Why Citi Is Worried About The 1,700 Level On The S&P

Tyler Durden's picture

Despite the short-term memory-losing recency-biased perspective that a 2-day rally in stocks has seemingly set in investors' minds, Citi's FX Technicals group remains concerned that the S&P 500 is stretched by historical standards. At this point, they add, the S&P is more stretched than in 2007 and a bit less stretched than 2000 with the line in the sand around 1,700.

 

Via Citi FX Technicals,

The S&P 500 is stretched by historical standards:

– At the peak on 15 Jan 2014 the S&P was 12% above the 55 week moving average which itself was 20% above the 200 week moving average

 

– At the peak in 2007 the S&P was 8.5% above the 55 week moving average which itself was 14.5% above the 200 week moving average

 

– At the peak in 2000 the S&P was 14% above the 55 week moving average which itself was 29.5% above the 200 week moving average

So at this point the S&P is more stretched than in 2007 and a bit less stretched than 2000. In both those instances you would have expected (and in fact got) a correction down to the 200 week moving average once support at the 55 week moving average was broken.

However, in both those instances we ended up going much further than the 200 week because of the knock on effects of another asset in the US (In 2000 it was the NASDAQ which saw an 80%+ drop and in 2007 it was the housing market which dominoed into a financial crisis).

Another dynamic at play here is the similarity between 1998-2000 and 2011-present:

– In 1998 the S&P saw a 22% high to low correction on the back of Russia’s default which was followed by a 68% into the 2000 high

 

– In 2011 the S&P saw a 22% high to low correction on the back of the European crisis/Greek defaults which was followed by a 72% rally into the high so far from January

At this point, though, we certainly do not expect the type of correction seen in 2000 but the parallel certainly speaks to just how stretched the move over the last few years in the S&P has been, especially when comparing the backdrop wherein the late 1990s saw low unemployment and high GDP growth compared to the more recent anemic recovery (and the potential beginning of the end of easy money by the Fed).

For now we have not seen the break of any significant levels which would suggest much lower levels are likely in the near-term; however, they are certainly on the horizon:

– Initially watch supports around 1672-1697, the converging 55 week moving average and 12 month moving average (see below for more).

 

– A break below there, should we see it, would open the way towards the 200 week moving average at 1387, 25% off of the highs

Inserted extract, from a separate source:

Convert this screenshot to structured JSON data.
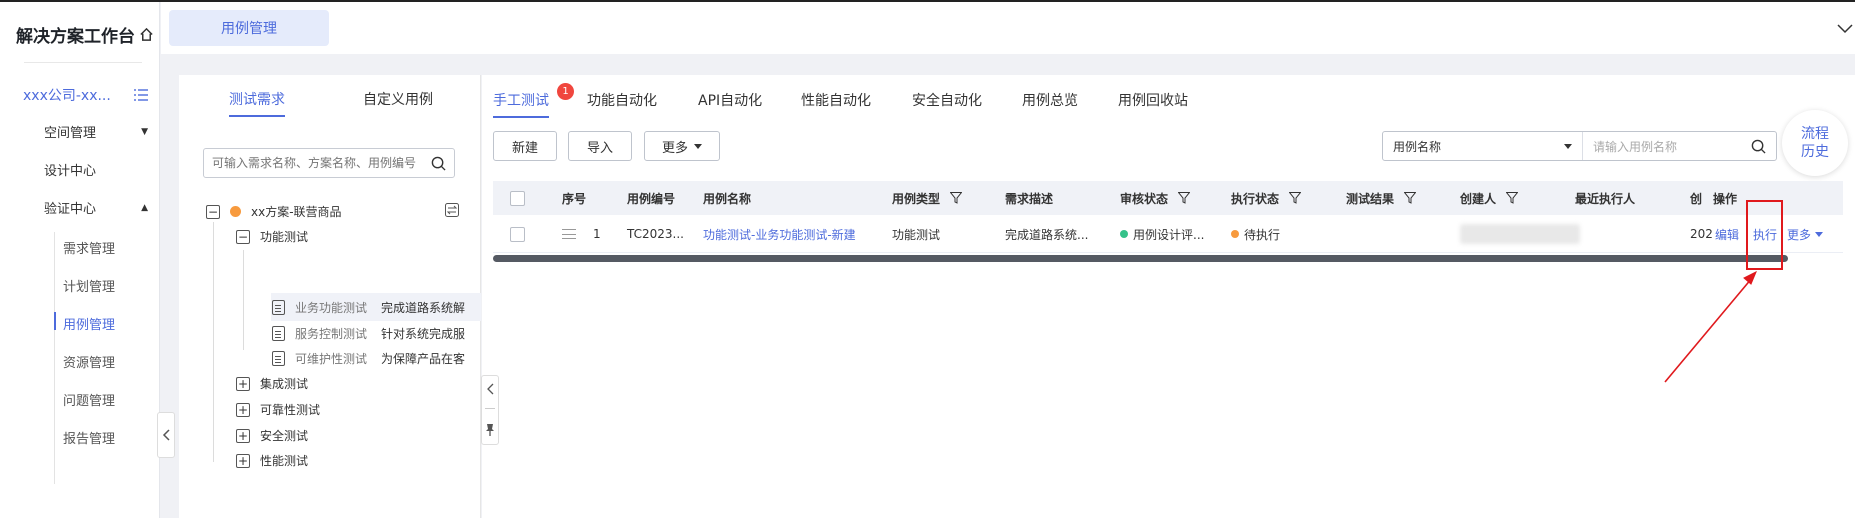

The 12 month moving average has been a significant level on a closing basis as can be seen by the rare breaks below (marked by black circles):

August 1998: S&P closes below the 12 month moving average for the first time in 43 months and we saw a 22% high to low correction

 

October 2000: S&P closes below the 12 month moving average for the first time in 24 months as the S&P begins a 50% high to low correction. After regaining the 12 month moving average in April 2003, the S&P stays above it until

 

December 2007: S&P closes below the 12 month moving average as the S&P begins another 50%+ correction

 

June 2010: S&P closes below the 12 month moving average and sees a high to low move of 17%

 

August 2011: S&P closes below the 12 month moving average while posted a high to low decline of 22%

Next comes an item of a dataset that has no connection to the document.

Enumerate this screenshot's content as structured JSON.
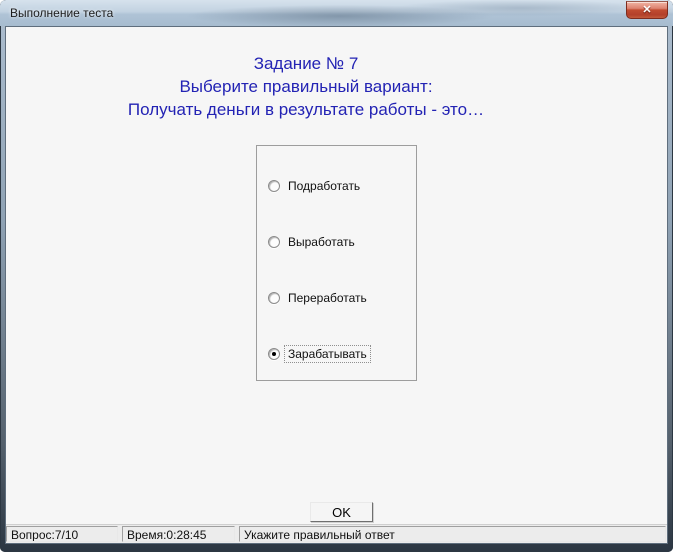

If we were to see a monthly close below the level, it would be in our view a very bearish break and suggests that we are in the process of a high to low double digit percentage correction with the obvious target being the 200 week moving average (if the 55 week moving average also gives way)